Visually, Moana shines like a diamond at night. As a novice wayfinder, the titular soon-to-be chief must use the stars to guide her either forward or back home. Constellations shine bright, reflecting off the electric blue ocean clear in all its natural purity. Villager’s wavy Troy Polamalu hair blows in the wind like it’s been treated with Head and Shoulders shampoo, separating each lock as layered textures that highlight the tremendous detail Disney animators achieve. The visual appeal here is no less than in any previous chart-topping effort, and we even get a stylistic reprise by way of images that come to life on drawn paper whenever Gamma Tala spooks children with her supposed tall-tales (same goes for Maui’s emotive tattoos).

Moana gets my full backing as a pro-female, pro-empowerment megaphone even if scripting may be slight at first (and intermittently), because there’s a message at play here that’s too powerful to ignore. A story so sweet and uplifting, tears formed at random as Moana fought for everything she loved.
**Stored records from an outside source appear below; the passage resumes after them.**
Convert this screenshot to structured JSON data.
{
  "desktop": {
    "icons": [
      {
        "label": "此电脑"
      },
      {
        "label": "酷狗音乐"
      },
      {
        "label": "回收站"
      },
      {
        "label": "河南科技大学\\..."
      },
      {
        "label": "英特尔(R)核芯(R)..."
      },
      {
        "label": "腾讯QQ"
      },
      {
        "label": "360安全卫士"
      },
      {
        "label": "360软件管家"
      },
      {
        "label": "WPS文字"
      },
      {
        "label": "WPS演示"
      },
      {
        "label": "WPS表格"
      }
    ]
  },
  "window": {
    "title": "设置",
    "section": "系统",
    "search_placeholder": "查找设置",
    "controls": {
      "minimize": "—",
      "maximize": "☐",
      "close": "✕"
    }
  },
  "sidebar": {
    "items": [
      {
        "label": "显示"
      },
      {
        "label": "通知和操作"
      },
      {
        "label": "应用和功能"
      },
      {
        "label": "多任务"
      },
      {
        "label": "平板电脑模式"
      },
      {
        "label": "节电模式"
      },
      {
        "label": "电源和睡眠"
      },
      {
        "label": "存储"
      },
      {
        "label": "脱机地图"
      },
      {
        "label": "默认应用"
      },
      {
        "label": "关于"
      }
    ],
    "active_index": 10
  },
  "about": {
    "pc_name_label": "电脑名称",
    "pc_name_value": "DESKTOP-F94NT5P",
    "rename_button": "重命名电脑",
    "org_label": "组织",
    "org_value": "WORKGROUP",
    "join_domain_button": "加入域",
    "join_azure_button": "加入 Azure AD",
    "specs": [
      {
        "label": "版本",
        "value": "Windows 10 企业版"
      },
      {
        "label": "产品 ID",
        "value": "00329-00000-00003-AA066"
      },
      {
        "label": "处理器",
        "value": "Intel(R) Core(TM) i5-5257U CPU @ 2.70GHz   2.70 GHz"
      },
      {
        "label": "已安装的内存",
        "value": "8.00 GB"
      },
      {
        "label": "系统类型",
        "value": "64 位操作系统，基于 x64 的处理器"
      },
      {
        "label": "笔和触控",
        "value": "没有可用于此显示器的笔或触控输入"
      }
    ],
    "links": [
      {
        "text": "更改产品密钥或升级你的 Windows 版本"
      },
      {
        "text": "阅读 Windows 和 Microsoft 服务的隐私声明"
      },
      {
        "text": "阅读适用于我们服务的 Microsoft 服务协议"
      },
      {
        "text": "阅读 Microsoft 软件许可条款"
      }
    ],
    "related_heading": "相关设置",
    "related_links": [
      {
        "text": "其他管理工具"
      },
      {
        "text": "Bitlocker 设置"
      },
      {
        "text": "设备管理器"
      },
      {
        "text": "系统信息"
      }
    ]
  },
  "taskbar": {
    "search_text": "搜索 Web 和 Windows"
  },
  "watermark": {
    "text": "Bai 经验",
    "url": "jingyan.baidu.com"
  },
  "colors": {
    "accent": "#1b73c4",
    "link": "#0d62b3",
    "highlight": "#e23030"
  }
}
It’s scary to sail out past the reef (move out from home, chase success, set lofty goals), but how else are you supposed to know what’s waiting for you? You’ll face challenges – your own self-obsessed sea creatures and killer coconuts – but each conquest shapes us into a fearless voyager with skin thick enough to lead fulfilling lives.

Say “Mahalo!” for good vibes, ancient mysticism and Alan Tudyk’s simpleton chick sidekick (even though I wanted more adorable piggy scenes)! Just shut of your brain for two hours and follow a young future chieftain’s musical journey as she comes-of-age with magical, musical Disney charm. I mean, if you can’t enjoy Lin-Manuel Miranda tunes, then please see a therapist STAT – or a doctor, actually. You might already be dead.


Moana beats the drum of female empowerment for so many young girls who deserve it now more than ever.

Moana Review

About the author

Matt Donato

A drinking critic with a movie problem. Foodie. Meatballer. Horror Enthusiast.